This was a fact that sometimes amused, and sometimes disgusted Emer, for on the one hand, she thought it only to be expected that every woman of Ulster should find her husband desirable, yet on the other hand, it seemed to her that they ought to pay attention to their own husbands, and not pine for hers. She and Cú had been happy, these past ten years. Only one sorrow lay on her heart: there were no babies. Her beloved rarely spoke of it, but she knew that more than anything except the warrior’s glory, he desired a son.
“Emer, I was aware when I married you that this might happen. It was prophesied to me by Scáthach,” he told her once. “Yet you were my heart’s desire, and I would have no other to wife.” She had shivered at the name of Scáthach, remembering Cepp’s story of his time in Alba, and the son conceived by Aoife. Is he alive upon the earth? she asked herself. No, for Aoife was surely a fierce woman. She would not have borne his child willingly.

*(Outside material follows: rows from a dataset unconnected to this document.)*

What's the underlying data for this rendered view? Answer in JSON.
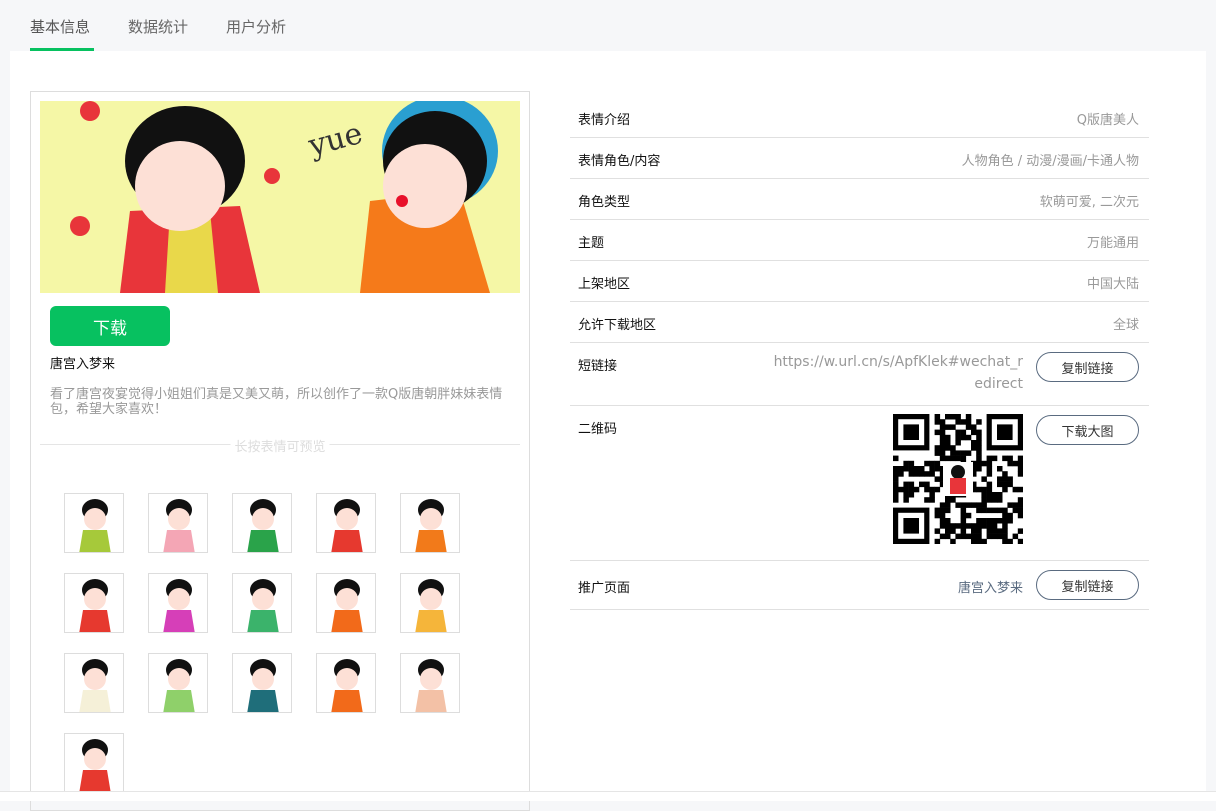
{
  "tabs": [
    {
      "label": "基本信息"
    },
    {
      "label": "数据统计"
    },
    {
      "label": "用户分析"
    }
  ],
  "left": {
    "banner_text": "yue",
    "download_label": "下载",
    "name": "唐宫入梦来",
    "description": "看了唐宫夜宴觉得小姐姐们真是又美又萌，所以创作了一款Q版唐朝胖妹妹表情包，希望大家喜欢！",
    "preview_hint": "长按表情可预览",
    "stickers": [
      {
        "color": "#a6c93a"
      },
      {
        "color": "#f4a6b5"
      },
      {
        "color": "#2aa34a"
      },
      {
        "color": "#e6392f"
      },
      {
        "color": "#f27a1a"
      },
      {
        "color": "#e6392f"
      },
      {
        "color": "#d63fb8"
      },
      {
        "color": "#3bb36b"
      },
      {
        "color": "#f26a1a"
      },
      {
        "color": "#f5b53a"
      },
      {
        "color": "#f5f0d8"
      },
      {
        "color": "#8fd06a"
      },
      {
        "color": "#1f6e7a"
      },
      {
        "color": "#f26a1a"
      },
      {
        "color": "#f3c1a6"
      },
      {
        "color": "#e6392f"
      }
    ]
  },
  "info": {
    "rows": [
      {
        "label": "表情介绍",
        "value": "Q版唐美人"
      },
      {
        "label": "表情角色/内容",
        "value": "人物角色 / 动漫/漫画/卡通人物"
      },
      {
        "label": "角色类型",
        "value": "软萌可爱, 二次元"
      },
      {
        "label": "主题",
        "value": "万能通用"
      },
      {
        "label": "上架地区",
        "value": "中国大陆"
      },
      {
        "label": "允许下载地区",
        "value": "全球"
      }
    ],
    "short_link": {
      "label": "短链接",
      "value": "https://w.url.cn/s/ApfKlek#wechat_redirect",
      "button": "复制链接"
    },
    "qr": {
      "label": "二维码",
      "button": "下载大图"
    },
    "promo": {
      "label": "推广页面",
      "value": "唐宫入梦来",
      "button": "复制链接"
    }
  },
  "colors": {
    "accent": "#07c160"
  }
}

Sétanta interrupted these thoughts, calling to Loeg, “Harness the team!” Loeg drove him back and forth beside the lake, and he performed the feat of the soft stone, striking each bird so gently as to stun but not harm it. He leapt on and off the chariot, catching each bird as it fell and placing it in a sack. Then he returned and presented a pair of birds to each woman, but when he reached Emer, all the birds were gone.
“You are angry,” he said, looking sheepishly at her.
“No, Cú, I am not angry, for it is on my account that the birds were distributed. All of these women have received a gift from your hand, but only I have you as my husband. What is more, their love is divided, but my love is all for you.”
“As Tara is above every hill, you are above every mortal woman,” he answered, smiling, and kissed her forehead. “The next time such beautiful birds come to the Plain of Muirthemne, they shall be yours.”
Copyright 2017 by Linnet Moss
Notes: The Irish sagas several times speak of elite women wearing birds on their shoulders as ornaments. I suppose it is possible that they actually tamed birds for this purpose, but I imagine that in real life, the birds were fibulae or pins used to secure a shawl or cloak to the main garment. This was a standard component of Viking women’s jewelry, and it may well have been fashionable for Irish ladies too.
I have not found any examples of bird-shaped fibulae. The most common shape was the “tortoise,” a large oval which came in pairs.
When reading about these ancient Irish ladies, it is difficult to rid one’s mind of the image that they are walking around with living ornaments. Later in this story, Queen Medb has a little pet squirrel which rides about on her shoulder. I am sorry to have to report that Cúchulainn is very mean to it!
The Irish ladies had their “fan clubs” for three of the most admired warriors, Conall Cearnach, Cúscraid Mend, and Cúchulainn himself. As I wrote in this post, I actually softened one of the more outrageous details in the original. The ladies who loved Cúchulainn did not merely blacken one eye with soot, but partially blinded themselves. To be honest, I think this is a joke on the enthusiasms of female “fandom”, with the kind of black humor so beloved of the Irish. I added my own little joke, with Emer’s musings on her husband’s popularity.